Volume Management

What are Volumes?

You can think of a volume as a flash drive. You can store data on it and move it between computers (instances). Also, you can attach multiple volumes to the same instance, but each volume can only attach to one instance at a time.

Creating a Volume

To create a volume, click Create like you did to create an instance, except this time select Volume.

create a volume

Next, name your volume something descriptive, and choose a size. For this tutorial, the default 10 GB is more than enough. Then click the Create button.

input name, choose size, and click red create button

After creating the volume, you will be brought to the Volume Lists page.

Attaching a Volume to an Instance

There are two ways to attach a volume to an instance.

  1. From the Volume Lists page, which is where you currently are.

attach volume from volume lists page

  1. From the Instance Details page.

    attach volume from instance details page, under the volumes card

Both of these options will bring you to the volume attachment page, where you will select an instance and the volume you want to attach to it.

Select the instance you created earlier and the volume you just now created, then click Attach.

select instance and volume, then click attach

After clicking attach, a message will pop up telling you the device name given to the volume you just attached, as well as the location you can access the volume in the instance’s filesystem.

Volume Attachment and Mount info message

Don’t worry, this information will also be available on the Instance Details page.

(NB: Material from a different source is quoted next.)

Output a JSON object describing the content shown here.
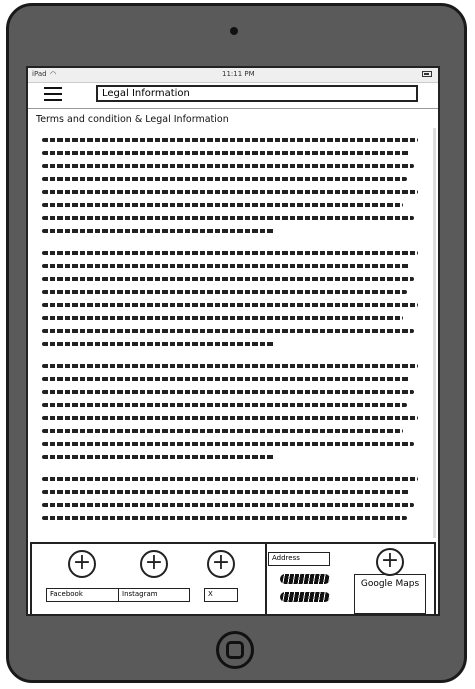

Click ‘Go to my instance’ to pull up that page now and look for the Volumes card to see the mount point.

Accessing the Volume

Access Volume From Web Shell

First, open the Web Shell. If you are not sure how to do this, review Accessing Your Instance.

Once the web shell is open, simply change directory to the location of the mount point. In our example, this looks like the following, but you will have to alter this to the name of the volume you created.

Note: The most sure-fire way is to copy/paste into the Web Shell is to use the menu overlay (ctrl+alt+shift / ctrl+command+shift). After copying something from this guide, paste it in the Clipboard section of the Web Shell menu overlay. Then close the overlay and paste it into the terminal. Depending on your browser, there may be shortcuts to paste such as right click or middle mouse, but this is not as reliable.

cd /media/volume/my-very-important-data

That’s all there is to it!

If you are comfortable with using the command line, or are interested in learning some basics, continue with the next section. Otherwise, you can skip to Access Volume From Web Desktop.

Create A File in Web Shell

For demonstration purposes, let’s create some data in this volume.

First, let’s do a simple search to print out everything inside this volume:

find .

The output:

find: ‘./lost+found’: Permission denied

You’ll notice there is one folder called lost+found here that gives a permission denied error. Don’t worry about this folder. Let’s make our own folder, then create a file inside this folder with the contents of Hello, World.

mkdir my-folder
echo "Hello, World" >> my-folder/hello.txt

Let’s do another search to print out everything inside this volume. This time let’s add sudo to the beginning of the find command. sudo, which stands for ‘super user do’, runs the rest of the line with admin level permissions. This will give the find command permission to search inside the lost+found folder and remove the permission denied message:

sudo find .

Sure enough, we can see that folder and file now exist.

Access Volume From Web Desktop

First, open the Web Desktop. If you are not sure how to do this, review Accessing Your Instance.

With the volume attached, you should see an icon in the top right of the desktop with the name of your volume that you can double-click to open.

desktop screencap indicating where to find the volume

Alternatively, you can open the File Browser, click on ‘Other Locations’ on the left tab, then find your volume in the list.

desktop screencap indicating where to find the volume in the file browser

If you followed the ‘Create a File Using Web Shell’ steps, you should be able to see the folder and file that you created.

Transferring Data

The easiest way to transfer data is to use the Web Shell or Web Desktops’s Menu Overlay. Recall you can open this overlay using ctrl+alt+shift. See Transferring files with web shell and web desktop for detailed instructions.

See if you can transfer some files from your local machine into the volume that you just attached.

If you would like to learn about other data transfer options, see Transferring Files.

Removing the Volume

Before proceeding, make sure to close any Web Shell or Web Desktop tabs you have opened from the previous steps.

To Detach a volume from an instance, you must first navigate to the volume details page. As an exercise, see if you can find this page on your own. It should look like the following.

Volume Details Page

A quick way to get here is to find the Volumes card on the instance details page and click on the arrow next to the volume you want to inspect. Alternatively you can go back to your allocation home page and navigate through the volumes card there.

Detach the Volume

Click the Detach button to detach the volume, then confirm the action. This will take a few seconds and then the volume will be available.

From here, you can attach the volume it to another (or the same) instance or delete the volume. For now, leave the volume alone. We will come back to it later.


Move on to Installing and Running Software to learn about using our software collection and installing your own.